Super Tuesday was very good to Joe Biden. Roughly one-third of Democrats nationwide cast their ballots for president in the first big primary election of the year, although not all of those ballots have yet been counted. Accordingly, we won’t be unfreezing our primary forecast until we have a clearer picture of the exact results. But we can confidently say that, whenever it bleeps and bloops back to life, the forecast will show Biden on the rise. Not only did he win the states he was expected to win on Tuesday, but he proved his cross-sectional appeal by notching a few wins on what was supposed to be Sen. Bernie Sanders’s turf.

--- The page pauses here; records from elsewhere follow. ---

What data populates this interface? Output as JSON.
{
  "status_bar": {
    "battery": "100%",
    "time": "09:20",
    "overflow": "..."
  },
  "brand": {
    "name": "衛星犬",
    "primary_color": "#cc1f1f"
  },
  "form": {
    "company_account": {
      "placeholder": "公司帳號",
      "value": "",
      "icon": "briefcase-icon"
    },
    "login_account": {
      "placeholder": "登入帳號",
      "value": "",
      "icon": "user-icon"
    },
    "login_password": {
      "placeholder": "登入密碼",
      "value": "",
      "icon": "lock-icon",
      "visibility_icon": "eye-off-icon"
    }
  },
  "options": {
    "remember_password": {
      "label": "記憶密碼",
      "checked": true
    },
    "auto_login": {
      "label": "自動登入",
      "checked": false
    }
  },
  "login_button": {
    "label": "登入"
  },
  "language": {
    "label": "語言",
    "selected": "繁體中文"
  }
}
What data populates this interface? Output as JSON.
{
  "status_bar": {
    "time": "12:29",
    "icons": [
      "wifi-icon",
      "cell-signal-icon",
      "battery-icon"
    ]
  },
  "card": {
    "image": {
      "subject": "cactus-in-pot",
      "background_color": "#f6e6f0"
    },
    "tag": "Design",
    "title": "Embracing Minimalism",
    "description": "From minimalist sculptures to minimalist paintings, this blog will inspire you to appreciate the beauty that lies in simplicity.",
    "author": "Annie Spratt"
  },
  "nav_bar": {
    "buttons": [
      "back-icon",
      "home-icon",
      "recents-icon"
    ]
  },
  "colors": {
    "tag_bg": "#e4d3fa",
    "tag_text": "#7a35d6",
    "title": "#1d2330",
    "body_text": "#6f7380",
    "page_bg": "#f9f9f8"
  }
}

Heading into yesterday, it looked like Super Tuesday was going to break down along regional lines, with Biden winning the Southern states and Sanders winning those in the North and West. Biden certainly held up his end of the bargain: Our model gave Biden a 2 in 3 chance or better of winning the six Southern states of Alabama, Arkansas, North Carolina, Oklahoma, Tennessee and Virginia — and he carried all six by double digits. In fact, he exceeded our already-lofty expectations in these states. For example, our average forecast in Virginia put Biden at 43 percent of the vote and Sanders at 23 percent; Biden got 53 percent in real life and Sanders 23 percent. And in Alabama, we forecasted that Biden would beat Sanders 44 percent to 21 percent, on average; the final results were Biden 63 percent, Sanders 17 percent.
Crucially, Biden also won Texas in a close race; ABC News finally called the state at 2 a.m. Eastern as Biden held a 33-percent-to-29-percent lead over Sanders. Texas was the most up-in-the-air state in our forecast, so it was always going to be a bellwether for who was having a good night on Tuesday. Of course, the fact that it is worth the second-most delegates of any state doesn’t hurt either.
But Biden’s most impressive wins came in Massachusetts and Minnesota, where Sanders entered Super Tuesday as a slight favorite — and Biden wasn’t even the most likely candidate to upset him. Per our forecast, Biden had only a 1 in 5 chance of carrying each state, and yet he won Massachusetts by 7 points and Minnesota by a daunting 9. Both wins showed Biden’s ability to expand his coalition outside his usual comfort zone. Minnesota is a state that has relatively few voters of color (a key part of Biden’s base) and that Sanders won by 23 points in 2016. But the last-minute endorsement of Minnesota Sen. Amy Klobuchar, who dropped out of the race to support Biden, was apparently very influential. And in Massachusetts, Biden effectively kneecapped home-state Sen. Elizabeth Warren by usurping her former base of college-educated whites; Biden carried the upper-class suburbs that ring Boston.
So far, the only states that Sanders is projected or likely to win are three Western states — California, Colorado and Utah — plus Vermont. Sanders was never in danger of losing his home state (he had a greater than 99 percent chance to win Vermont, according to our forecast), and he may have been saved in the West by the fact that all three states vote primarily by mail (and therefore cast many of their ballots before this week, when Biden experienced a surge of endorsements and popular support). According to exit polls, voters who made up their mind on whom to vote for within the last few days broke heavily for Biden. And even in states like North Carolina, Biden did merely OK among early voters but cleaned up among Election Day voters.
Finally, there are a couple states where we still don’t have conclusive results. As of Wednesday morning, Maine was still too close to call, although that in and of itself is a win for Biden; we gave him only a 1 in 4 chance of carrying the state entering the night. And although some outlets (though not our colleagues at ABC News) have called California for Sanders, the results there are still very preliminary, since mail-in ballots can arrive as late as Friday and still be counted. Given that California is worth 415 pledged delegates, the exact, final results there could make a big difference to each candidate’s delegate math. Indeed, with plenty of votes still to be counted in Colorado, Maine and Utah as well, the final national delegate totals probably won’t be clear for several days.